The next morning, we walked to Capitol Hill as a group, encouraging each other and discussing the logistics of our upcoming meetings. During the meetings, all the information we’d learned about the legislation came easily as we discussed the importance of the legislation, and we could see the impact sharing our personal stories had; we made true connections with staffers and legislators, many of whom were connected to the cause themselves. I realized that in advocacy, I could use the interests and skills I’d developed all those years ago, with Ted, to help bring an end to suicide. At the end of the day, exhausted yet jubilant, we returned to the hotel with our fellow Advocates. We knew we were making a difference, building relationships, and literally “being the voice” to save lives and reduce suicides. I knew I’d be coming back.
During the years I’ve attended, Advocacy Forum participants have seen many wins including the establishment of the 988 dialing code for the Suicide and Crisis Lifeline, as well as securing millions of dollars in funding for research at the National Institute of Mental Health and funding for suicide prevention programs at the Centers for Disease Control and Prevention. We have also advocated for mental health parity, suicide prevention for Veterans and Service members, increased suicide prevention in emergency departments, and substance use services, among many others.

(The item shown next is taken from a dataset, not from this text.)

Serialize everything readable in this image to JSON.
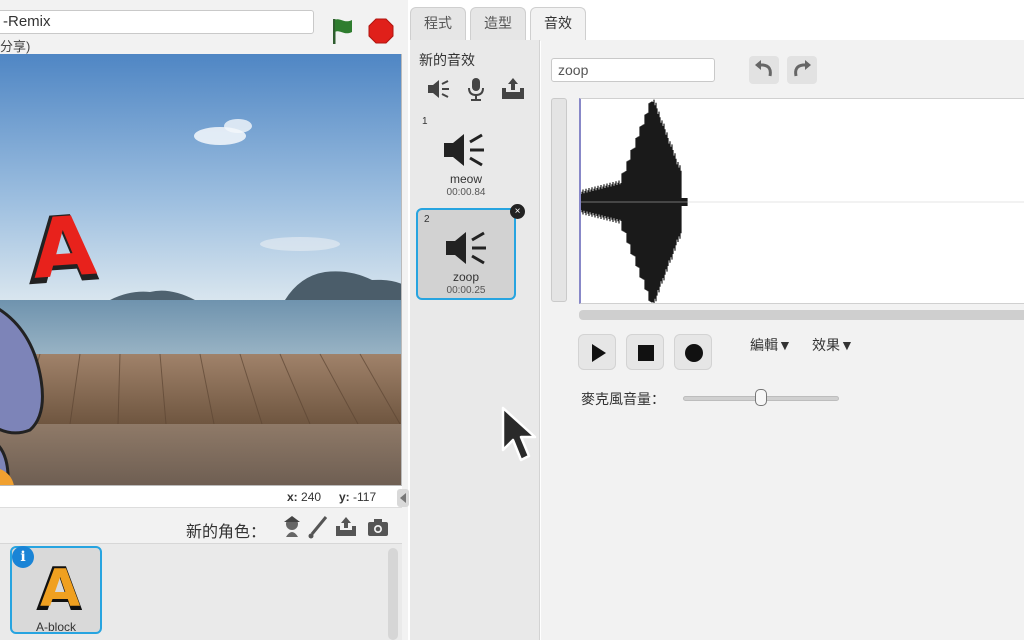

As I anticipate this year’s Advocacy Forum, I look forward to seeing the familiar faces of returning Volunteer Advocates, and to meeting new ones. I look forward to watching nervous faces relax into determination and confidence. I look forward to all of us working together to learn the importance of the legislation we’ll be supporting, and exchanging ideas and advice for advocacy at the state level, as well.

If you’re interested in becoming a Volunteer Advocate, you can start small  and in fact, small actions make a big difference! It’s easy! Just sign up here. You’ll receive emails any time your voice can help with state or national legislative efforts. You can email your legislators in support of effective suicide prevention legislation. (Sometimes, I pick up the phone and call, too). You can then, if you wish, share the information on social media so your friends and family may also contact legislators about the bill. Signing up makes it easy. Volunteer Advocates can also help with their local State Capitol Day events, meeting with state legislators. It’s all a matter of how much you want to get involved.

I now feel I’ve come full circle through my advocacy with AFSP. I am applying my interest in politics and policy, as well as the public speaking skills I first learned with Ted at high school speech meets, to help support meaningful improvements in mental health and suicide prevention policies nationwide. I do it in memory of the people we’ve lost, like Ted, and for all those affected by this leading cause of death.

Together, we are true citizen advocates, helping our senators, representatives, and their staff members connect pieces of legislation to the people whose lives they impact. Our individual voices and our stories are more powerful than many of us imagine. Together, they are unstoppable.

Learn more about this year’s Advocacy Forum: 15 Years of Advocating to Save Lives.